The conductor with no insulation lands on a 50 amp breaker.
A garbage truck caught the service drop and the riser was seriously bent.
And look at this. Where do these people get the nerve to do electrical work. I forgot to mention that I had to climb a tree to get on the roof.
I hope that someone told you about these. Get one and understand what it is good for. Know its limitations. Mine is missing a button and the Southwire brand is the most sensitive of the three that I have tried. I don't touch anything metal until I touch it with this. Roof top units will give a false positive,
Here we are at the main. None of the breakers in any of the cabinets is labeled.
When you find stuff like this you have to deal with it
Here is that neighbor's backyard.
These fans were presented as exhaust fans for a hydrogen collection system. There are two in case one fails. If either of them ever encountered hydrogen there would certainly be a failure.
The crease in the conduit is not that obvious....the wire rope is what tripped them up....that and the flashing.
Roofers spend too much time in the sun.
An addition resulted in the a new panel with the ARC fault breakers. The breakers are energized. Tripping the breakers does not shut off anything in the dwelling. The meter main service is on the other side if the building.
Apparently the service panel is on the other side of the house. Edison got a twofer that day.
The service is 200amp. the GEC is a bare #10. It hits the rod and then goes through the siding to ....well I'm not sure to where.
The GEC leaves the cabinet wedged against a split bolt.
This is a service drop that was rubbing the corner of a patio cover roof. It it energized.
I wrote a correction to hire a California Certified Journeyman.
It used to be that any adult, and most kids, that saw this would be all over it. Nowadays you'll be told to mind your own business.
Expect the unexpected. That's right, the bare ground wire is energized.
The fire happened in 2015. An inspector yellow tagged the dwelling. Now (2017) I was asked to visit the site for an update of our records. The yellow tag is still there. It is faded and not legible. The service drop is energized. Was Edison notified in 2015?
The job is a service upgrade and a complete rewire. The homeowner obtained the permit and hired some person that impersonates an electrician. Request for the service inspection was a bit premature.
The job was an el. service upgrade. The new service riser is on the left and the old is on the right. The Edison drop is connected to the old service entrance conductors. The old riser is energized. The drop isn't secured to the building and a gust of wind could put the mess on the ground....in the neighbor's backyard. I had to wait for Edison to roll up the drop.
The service drop normally lays on the roof. The roofer raised it in order to get some shingles in there.
A drill can be a gateway tool that leads to real danger.
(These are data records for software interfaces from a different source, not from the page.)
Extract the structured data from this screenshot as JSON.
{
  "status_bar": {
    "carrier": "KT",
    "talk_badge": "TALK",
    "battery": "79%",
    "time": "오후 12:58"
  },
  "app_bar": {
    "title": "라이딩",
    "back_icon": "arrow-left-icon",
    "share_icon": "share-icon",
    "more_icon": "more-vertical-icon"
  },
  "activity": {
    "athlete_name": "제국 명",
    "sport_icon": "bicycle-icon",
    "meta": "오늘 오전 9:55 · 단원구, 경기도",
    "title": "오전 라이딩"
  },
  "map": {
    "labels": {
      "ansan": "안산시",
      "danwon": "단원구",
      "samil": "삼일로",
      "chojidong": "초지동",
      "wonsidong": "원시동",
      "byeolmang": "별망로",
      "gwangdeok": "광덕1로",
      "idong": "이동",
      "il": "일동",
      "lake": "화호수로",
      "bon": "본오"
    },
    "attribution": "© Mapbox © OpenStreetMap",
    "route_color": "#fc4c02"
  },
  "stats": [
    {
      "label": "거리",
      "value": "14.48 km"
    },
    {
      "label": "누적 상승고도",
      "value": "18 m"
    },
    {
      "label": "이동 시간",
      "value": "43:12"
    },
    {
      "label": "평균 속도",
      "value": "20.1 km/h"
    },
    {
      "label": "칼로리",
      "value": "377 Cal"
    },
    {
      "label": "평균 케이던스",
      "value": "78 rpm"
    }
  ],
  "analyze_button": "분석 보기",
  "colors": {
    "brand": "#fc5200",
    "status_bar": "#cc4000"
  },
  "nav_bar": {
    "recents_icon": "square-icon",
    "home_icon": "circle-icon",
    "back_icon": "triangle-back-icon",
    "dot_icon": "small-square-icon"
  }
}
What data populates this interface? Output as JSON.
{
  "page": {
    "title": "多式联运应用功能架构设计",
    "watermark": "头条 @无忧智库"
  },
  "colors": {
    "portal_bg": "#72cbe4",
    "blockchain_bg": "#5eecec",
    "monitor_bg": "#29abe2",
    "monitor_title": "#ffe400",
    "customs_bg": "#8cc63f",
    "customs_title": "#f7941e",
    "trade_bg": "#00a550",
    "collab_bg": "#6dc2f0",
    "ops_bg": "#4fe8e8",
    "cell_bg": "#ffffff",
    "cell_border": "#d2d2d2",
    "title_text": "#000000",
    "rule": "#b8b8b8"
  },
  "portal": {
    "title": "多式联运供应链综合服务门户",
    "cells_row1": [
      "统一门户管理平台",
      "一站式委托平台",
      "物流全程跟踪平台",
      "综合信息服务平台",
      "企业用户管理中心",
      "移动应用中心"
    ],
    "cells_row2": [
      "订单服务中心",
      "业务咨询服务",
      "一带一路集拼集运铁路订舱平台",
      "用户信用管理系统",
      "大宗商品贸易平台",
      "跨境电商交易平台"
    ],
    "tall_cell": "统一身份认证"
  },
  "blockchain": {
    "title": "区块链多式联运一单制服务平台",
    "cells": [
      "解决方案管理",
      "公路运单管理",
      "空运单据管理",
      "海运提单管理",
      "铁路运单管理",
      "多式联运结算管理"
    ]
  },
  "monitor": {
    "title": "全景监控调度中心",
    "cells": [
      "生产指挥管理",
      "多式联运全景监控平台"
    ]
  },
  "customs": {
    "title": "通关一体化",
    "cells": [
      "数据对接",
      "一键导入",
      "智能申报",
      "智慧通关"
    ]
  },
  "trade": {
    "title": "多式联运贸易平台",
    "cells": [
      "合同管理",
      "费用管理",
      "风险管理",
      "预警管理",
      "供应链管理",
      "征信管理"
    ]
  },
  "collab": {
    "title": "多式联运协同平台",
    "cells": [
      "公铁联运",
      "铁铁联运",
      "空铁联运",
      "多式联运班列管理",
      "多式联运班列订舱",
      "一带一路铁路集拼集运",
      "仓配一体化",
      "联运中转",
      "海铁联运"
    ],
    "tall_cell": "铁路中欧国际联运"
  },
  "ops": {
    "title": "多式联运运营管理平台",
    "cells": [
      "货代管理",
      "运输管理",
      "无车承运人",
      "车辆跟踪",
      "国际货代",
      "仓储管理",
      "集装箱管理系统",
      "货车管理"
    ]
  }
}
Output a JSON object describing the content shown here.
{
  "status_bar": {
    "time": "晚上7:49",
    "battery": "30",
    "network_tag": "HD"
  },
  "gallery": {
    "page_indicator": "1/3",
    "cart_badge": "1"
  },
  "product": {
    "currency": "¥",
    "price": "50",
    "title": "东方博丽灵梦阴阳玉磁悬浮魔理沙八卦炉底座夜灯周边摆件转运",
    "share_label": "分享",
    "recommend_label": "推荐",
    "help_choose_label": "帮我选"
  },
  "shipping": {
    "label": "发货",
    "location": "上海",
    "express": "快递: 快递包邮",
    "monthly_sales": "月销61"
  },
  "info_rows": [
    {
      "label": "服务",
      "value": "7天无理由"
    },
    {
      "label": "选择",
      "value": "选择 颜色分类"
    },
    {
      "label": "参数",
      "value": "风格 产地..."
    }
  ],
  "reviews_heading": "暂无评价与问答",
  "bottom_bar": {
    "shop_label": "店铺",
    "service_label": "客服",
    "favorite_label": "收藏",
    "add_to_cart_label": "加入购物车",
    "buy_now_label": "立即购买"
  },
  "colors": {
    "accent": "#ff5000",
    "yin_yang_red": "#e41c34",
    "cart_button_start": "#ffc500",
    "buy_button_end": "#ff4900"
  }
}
The roof pitch is 7/8" so the last roof was a hot mop. That roofer didn't prop the drop before throwing hot tar. It's hard to know what that did to the insulation. And shingles will not go on this roof.
The motor does not have an external bonding lug as has been the norm forever. The code had recently changed and a double insulated motor no longer requires the solid #8 to a water pipe. That much I knew. The installation instructions stated that no jumper is required because the motor is double insulated. The mother is not double insulated. The contractor would not concede that there is a mistake. I called the manufacturer and was told that there is no requirement for a jumper with this model tub because there is a double insulated motor. They insisted that I was wrong and that was their top engineer.
The placement of the receptacle is a good example why the code changed and now requires a GFCI to be readily accessible.
It is in a residential attic. I came across it while inspecting the furnace. All of the wire is energized. I have no idea what it is. I wrote a correction to hire a licensed electrician to make it safe. That did happen.
Roofers get to worry about falling of the roof and getting electrocuted. Sometimes it's both.